Tuesday, January 17, 2012
Construction at Digital Domain Park is "On-Schedule"
The project to replace the right-field line bleachers with premium stadium seating began the second week of November, and with just over six weeks before the March 5 opener, much work remains to be done.
Workers from Straticon Construction began pouring concrete into the brick walls last week, and only the wooden framework for the new seating area was in place.
The Mets and St. Lucie County officials overseeing the project say they are confident it will be ready in time.
"It's extremely tight, but every day I'm on site, the foreman tells me we are on schedule," St. Lucie County Parks Manager for the North Division, Guy Medor said Friday. "There have been no major setbacks, and without a doubt it will be complete.
"They've started to lay out the steel, so we just need to keep it moving along."
Mets Director of Florida Operations Paul Taglieri said there have been weekly meetings with developers and executives from New York, and the club is not concerned about the tight time frame. The new section, Taglieri said, will mirror the terrace along the left-field line.
"They are working ... six days a week, and it will be open for the first game, hopefully before that so whatever adjustments that we need we have that window," Taglieri said. "We're in good shape."
The St. Lucie County Board of Commissioners approved the $2.5 million project Aug. 16, but work couldn't begin until approval for a funding source came through and architectural designs were complete, Medor said.
The county commissioners approved extending the tourist development tax from Jan. 31, 2018, to Dec. 31, 2023, to pay for the project, which now boosts stadium capacity above 8,300 fans and also includes a new video board on the scoreboard.

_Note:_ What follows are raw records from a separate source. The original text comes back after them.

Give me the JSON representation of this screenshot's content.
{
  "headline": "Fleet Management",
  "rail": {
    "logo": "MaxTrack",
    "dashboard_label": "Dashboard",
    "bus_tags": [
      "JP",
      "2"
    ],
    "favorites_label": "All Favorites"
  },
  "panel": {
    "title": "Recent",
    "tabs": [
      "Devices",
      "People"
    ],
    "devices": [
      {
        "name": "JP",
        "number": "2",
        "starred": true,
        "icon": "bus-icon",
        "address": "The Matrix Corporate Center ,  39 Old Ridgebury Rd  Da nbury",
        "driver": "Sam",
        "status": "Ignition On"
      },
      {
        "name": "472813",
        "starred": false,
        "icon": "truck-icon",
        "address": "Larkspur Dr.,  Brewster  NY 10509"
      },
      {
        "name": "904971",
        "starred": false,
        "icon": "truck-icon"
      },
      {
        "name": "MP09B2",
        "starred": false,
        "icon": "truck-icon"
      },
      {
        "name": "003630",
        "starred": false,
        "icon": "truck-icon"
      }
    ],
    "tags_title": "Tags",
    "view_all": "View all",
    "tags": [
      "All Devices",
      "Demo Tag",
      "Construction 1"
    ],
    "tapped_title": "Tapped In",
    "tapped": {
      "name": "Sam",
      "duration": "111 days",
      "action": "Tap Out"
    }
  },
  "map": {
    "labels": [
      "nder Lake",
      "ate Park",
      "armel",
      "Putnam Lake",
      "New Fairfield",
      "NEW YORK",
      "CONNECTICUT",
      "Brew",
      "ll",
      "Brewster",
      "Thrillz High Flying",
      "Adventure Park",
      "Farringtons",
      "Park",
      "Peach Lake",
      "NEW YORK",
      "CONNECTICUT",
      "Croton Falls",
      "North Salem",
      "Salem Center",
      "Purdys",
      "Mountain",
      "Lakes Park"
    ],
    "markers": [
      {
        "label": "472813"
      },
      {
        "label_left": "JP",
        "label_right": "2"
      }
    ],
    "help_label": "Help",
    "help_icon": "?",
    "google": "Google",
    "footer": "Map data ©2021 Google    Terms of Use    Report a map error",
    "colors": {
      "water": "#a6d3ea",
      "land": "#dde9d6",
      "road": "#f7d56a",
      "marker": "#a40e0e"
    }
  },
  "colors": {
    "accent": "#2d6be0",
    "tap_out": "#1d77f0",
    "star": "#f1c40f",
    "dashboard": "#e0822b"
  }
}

The Mets also agreed to extend their lease from 2018 to 2023 because of the renovations.
Taglieri said the process leading into the groundbreaking and construction took "a littler longer than expected, but that's the nature of any construction project."
There were some small setbacks that slowed the building process. When digging out the foundation, it was discovered that area of the stadium had been built on muck, which needed to be cleared to create a solid ground for the new seating section.
Medor said that caused a delay of about a week to 10 days.
"That was part of the prep work that took a long time," Medor said. "We want to make sure the construction doesn't settle."
Medor said once the foundation was laid, construction has picked up quickly. Just within the last week, he said he saw major improvements.
Both Medor and Taglieri said they look forward to seeing the final product, as the new section will add 504 more seats and also allows for more storage and a bigger office space underneath for the groundskeepers.
"It's awesome," Taglieri said. "It's great to see it through. I think it's going to be a needed and valued addition. It's going to connect the whole stadium and give every fan an opportunity to experience a first-class facility."
The improvements also could help with efforts to bring in a second team to the facility. Medor said the added space underneath the seating provides for "future expansion," and the Mets reportedly have spoken to at least two teams about the possibility of moving to Port St. Lucie.
Taglieri said the club is "still in the infant stages of looking into that," and how it could be done, but it hasn't made any significant progress yet.
He also said the project was not tied to the Mets' plans to try to lure another team, though renovations make the stadium more attractive to a potential tenant.
The stadium was built in 1986 and has received two sets of renovations since then.
"Aesthetically, it's going to make that area look a whole lot better," Medor said. "It will be pleasing to the eyes. Any renovation is good for your facility and the fan experience."